# EXERCISE REQUIREMENTS
For this exercise, print all of the data exactly as given.

# Data entries
________________________________________

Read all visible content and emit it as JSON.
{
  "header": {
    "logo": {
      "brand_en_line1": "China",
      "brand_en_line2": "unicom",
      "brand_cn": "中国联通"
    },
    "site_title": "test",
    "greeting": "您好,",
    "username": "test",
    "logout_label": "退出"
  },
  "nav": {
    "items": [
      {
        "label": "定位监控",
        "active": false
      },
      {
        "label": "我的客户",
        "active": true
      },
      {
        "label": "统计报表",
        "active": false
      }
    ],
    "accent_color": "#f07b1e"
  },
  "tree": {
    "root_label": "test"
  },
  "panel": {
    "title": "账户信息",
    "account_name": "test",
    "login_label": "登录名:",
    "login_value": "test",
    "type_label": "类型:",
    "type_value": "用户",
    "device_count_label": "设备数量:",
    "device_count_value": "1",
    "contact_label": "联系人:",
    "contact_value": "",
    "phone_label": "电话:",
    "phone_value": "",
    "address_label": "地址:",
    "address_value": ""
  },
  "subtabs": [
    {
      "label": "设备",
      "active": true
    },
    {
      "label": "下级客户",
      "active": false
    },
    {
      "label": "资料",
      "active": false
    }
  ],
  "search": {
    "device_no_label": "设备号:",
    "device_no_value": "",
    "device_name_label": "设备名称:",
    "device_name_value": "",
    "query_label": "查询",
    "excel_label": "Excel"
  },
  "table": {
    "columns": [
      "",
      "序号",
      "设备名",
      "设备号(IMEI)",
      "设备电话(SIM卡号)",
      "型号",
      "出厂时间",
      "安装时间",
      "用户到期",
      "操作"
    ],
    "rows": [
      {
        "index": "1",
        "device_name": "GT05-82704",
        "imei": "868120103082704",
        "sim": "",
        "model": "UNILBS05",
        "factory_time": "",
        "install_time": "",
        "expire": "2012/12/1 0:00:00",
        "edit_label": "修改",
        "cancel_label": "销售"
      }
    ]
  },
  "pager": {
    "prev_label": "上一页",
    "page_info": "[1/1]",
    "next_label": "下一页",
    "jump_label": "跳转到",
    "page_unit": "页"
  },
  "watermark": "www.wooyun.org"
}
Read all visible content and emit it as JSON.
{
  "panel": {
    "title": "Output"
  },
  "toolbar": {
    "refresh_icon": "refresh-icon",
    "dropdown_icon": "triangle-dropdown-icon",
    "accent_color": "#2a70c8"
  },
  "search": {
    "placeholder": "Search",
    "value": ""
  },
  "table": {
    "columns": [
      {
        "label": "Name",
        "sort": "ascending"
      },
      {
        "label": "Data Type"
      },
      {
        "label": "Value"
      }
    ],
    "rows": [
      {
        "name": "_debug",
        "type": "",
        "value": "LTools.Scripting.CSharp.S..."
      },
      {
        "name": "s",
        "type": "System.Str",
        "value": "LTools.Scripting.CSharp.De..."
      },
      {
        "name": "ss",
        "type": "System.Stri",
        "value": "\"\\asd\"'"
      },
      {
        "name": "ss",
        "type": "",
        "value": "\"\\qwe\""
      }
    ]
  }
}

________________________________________

# WRITTEN ANSWER
Read all visible content and emit it as JSON.
{
  "header": {
    "logo": {
      "brand_en_line1": "China",
      "brand_en_line2": "unicom",
      "brand_cn": "中国联通"
    },
    "site_title": "test",
    "greeting": "您好,",
    "username": "test",
    "logout_label": "退出"
  },
  "nav": {
    "items": [
      {
        "label": "定位监控",
        "active": false
      },
      {
        "label": "我的客户",
        "active": true
      },
      {
        "label": "统计报表",
        "active": false
      }
    ],
    "accent_color": "#f07b1e"
  },
  "tree": {
    "root_label": "test"
  },
  "panel": {
    "title": "账户信息",
    "account_name": "test",
    "login_label": "登录名:",
    "login_value": "test",
    "type_label": "类型:",
    "type_value": "用户",
    "device_count_label": "设备数量:",
    "device_count_value": "1",
    "contact_label": "联系人:",
    "contact_value": "",
    "phone_label": "电话:",
    "phone_value": "",
    "address_label": "地址:",
    "address_value": ""
  },
  "subtabs": [
    {
      "label": "设备",
      "active": true
    },
    {
      "label": "下级客户",
      "active": false
    },
    {
      "label": "资料",
      "active": false
    }
  ],
  "search": {
    "device_no_label": "设备号:",
    "device_no_value": "",
    "device_name_label": "设备名称:",
    "device_name_value": "",
    "query_label": "查询",
    "excel_label": "Excel"
  },
  "table": {
    "columns": [
      "",
      "序号",
      "设备名",
      "设备号(IMEI)",
      "设备电话(SIM卡号)",
      "型号",
      "出厂时间",
      "安装时间",
      "用户到期",
      "操作"
    ],
    "rows": [
      {
        "index": "1",
        "device_name": "GT05-82704",
        "imei": "868120103082704",
        "sim": "",
        "model": "UNILBS05",
        "factory_time": "",
        "install_time": "",
        "expire": "2012/12/1 0:00:00",
        "edit_label": "修改",
        "cancel_label": "销售"
      }
    ]
  },
  "pager": {
    "prev_label": "上一页",
    "page_info": "[1/1]",
    "next_label": "下一页",
    "jump_label": "跳转到",
    "page_unit": "页"
  },
  "watermark": "www.wooyun.org"
}
Read all visible content and emit it as JSON.
{
  "panel": {
    "title": "Output"
  },
  "toolbar": {
    "refresh_icon": "refresh-icon",
    "dropdown_icon": "triangle-dropdown-icon",
    "accent_color": "#2a70c8"
  },
  "search": {
    "placeholder": "Search",
    "value": ""
  },
  "table": {
    "columns": [
      {
        "label": "Name",
        "sort": "ascending"
      },
      {
        "label": "Data Type"
      },
      {
        "label": "Value"
      }
    ],
    "rows": [
      {
        "name": "_debug",
        "type": "",
        "value": "LTools.Scripting.CSharp.S..."
      },
      {
        "name": "s",
        "type": "System.Str",
        "value": "LTools.Scripting.CSharp.De..."
      },
      {
        "name": "ss",
        "type": "System.Stri",
        "value": "\"\\asd\"'"
      },
      {
        "name": "ss",
        "type": "",
        "value": "\"\\qwe\""
      }
    ]
  }
}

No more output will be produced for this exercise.